New Berlin Citizens for Responsible Government (NBCRG) is using its NOW blog again to endorse candidates for election.
If you’ve heard or read that NBCRG is a civic or watchdog group, don’t be fooled. NBCRG is actually a political action group. In fact, NBCRG states on its own Web site that the group was formed in March 2002 and since its inception, has functioned as a political action committee.
It lists this objective on its Web site: “To recruit and to help elect candidates to public office that best express the positions taken by this organization.” Obviously, NBCRG has a political agenda.
NBCRG functions like an exclusive club, as well. When a taxpaying New Berlin resident contacted NBCRG via email and requested to join the group, she was turned down.

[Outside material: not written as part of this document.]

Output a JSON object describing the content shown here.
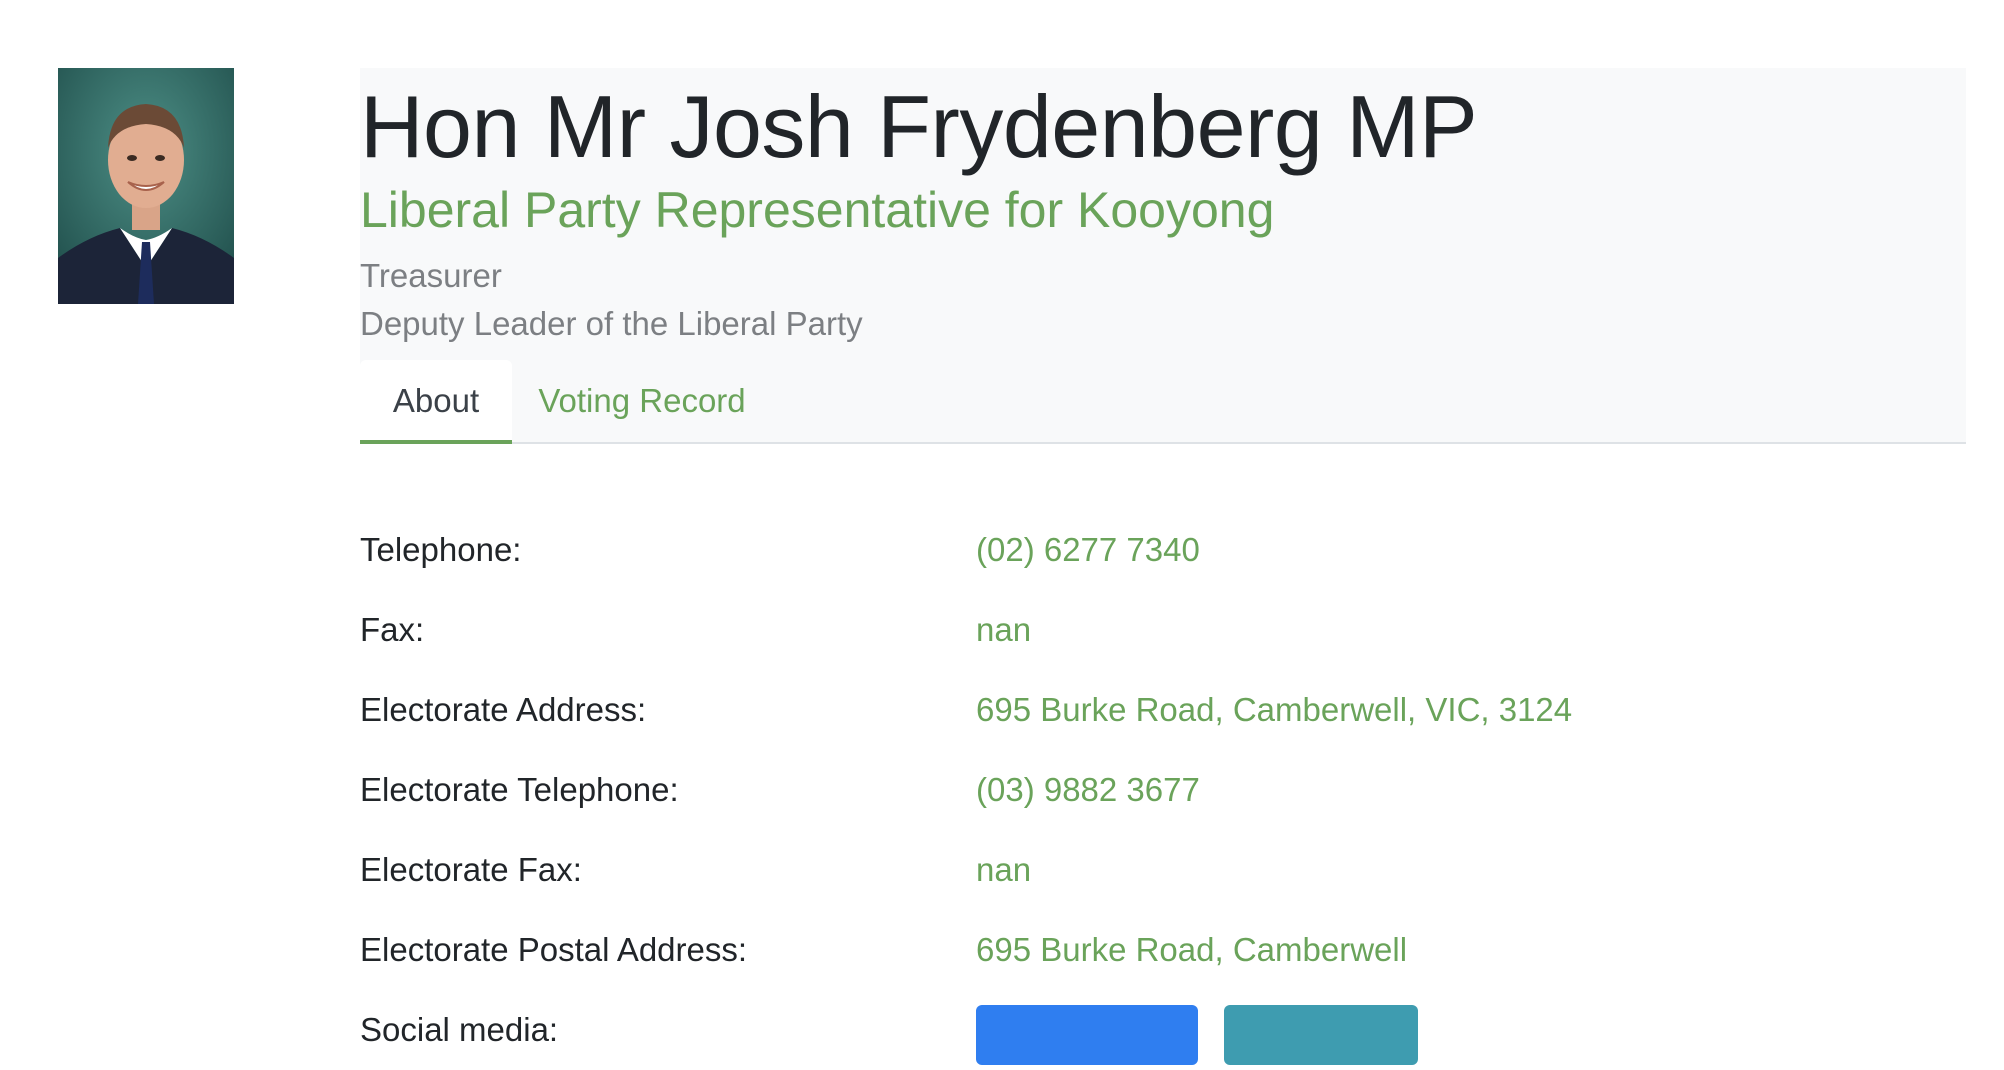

NBCRG President Ralph Heun responded that NBCRG was a “private organization”. How do I know this? The outraged woman forwarded copies of their correspondence to my blog. I referred to the situation in a past blog entry called “Private NBCRG; Court Race”
The NBCRG Web site asserts that NBCRG has actively recruited and supported candidates for public office in every year of its existence. However, on its NOW blog, NBCRG President Ralph Heun claims NBCRG has for many years, invited all candidates for public office to its meetings to hear what they had to say and question them--and then NBCRG decides if it wants to make any endorsements. And then it decides? One would think NBCRG would not “actively recruit” candidates for public office that it didn’t intend to endorse.
On its Web site NBCRG states its primary emphasis has been on city and school board races. Hmmm. For the upcoming election, NBCRG is endorsing candidates for County Board, State Supreme Court, School Board, and Aldermanic races.
Isn't it interesting that NBCRG boasts on its Web site that it actively recruits and supports candidates for public office -- and routinely puts disclaimers on campaign fliers that it’s a political action committee which acts independently of and without consultation with any candidate or candidate’s committee?
Here are some other examples of NBCRG communication and operation------
In 2004, NBCRG advertised on its Web site that it was interviewing 3 school board candidates at its meeting and that the public was welcome. I decided to attend and contacted a few others, who expressed interest in attending, too. But when we arrived at the door, we were told that the meeting was “private”. I suspected something like that would happen, so took the precaution of printing out a copy of the NBCRG’s web page re: the meeting (and public being encouraged to attend) and brought it with me. After showing it to the NBCRG member barring our entrance (the former president of New Berlin Taxpayers Alliance) we were allowed to stay--but only for the interviews. After the interviews, NBCRG members asked us to leave because they wanted to have a discussion related to the interviews.
Each of the three school board candidates was interviewed separately and were not asked the same questions. Herb Eggie, who was then president of NBCRG, spent time grilling SB candidate Greg Schoepke about the Heritage Foundation, a Washington DC-based conservative think tank! SB Candidates Brent Chipman and Marc Duff weren’t asked questions about the Heritage Foundation. During his interview, Brent Chipman had little to say of substance. He spouted that taxes were too high and some anti-teacher union rhetoric. In contrast, Marc Duff, a former Wisconsin legislator, was articulate and seemed better informed about the School District. So, who did NBCRG endorse? Brent Chipman. I wasn’t surprised that New Berlin voters elected Marc Duff to the School Board instead of Brent Chipman.
At a 2005 New Berlin School Board Meeting, Herb Eggie gave a privilege of the floor speech touting his New Berlin Citizens for Responsible Government organization. I remember thinking what an inappropriate speech it was and wondering what the topic had to do with children’s education.
A few minutes later, a high school student gave a privilege of the floor speech that caused laughter to erupt in the audience. In his speech, the student remarked that when he and another student had tried to attend a NBCRG meeting, they were told they could stay -- if each put $20 on the table.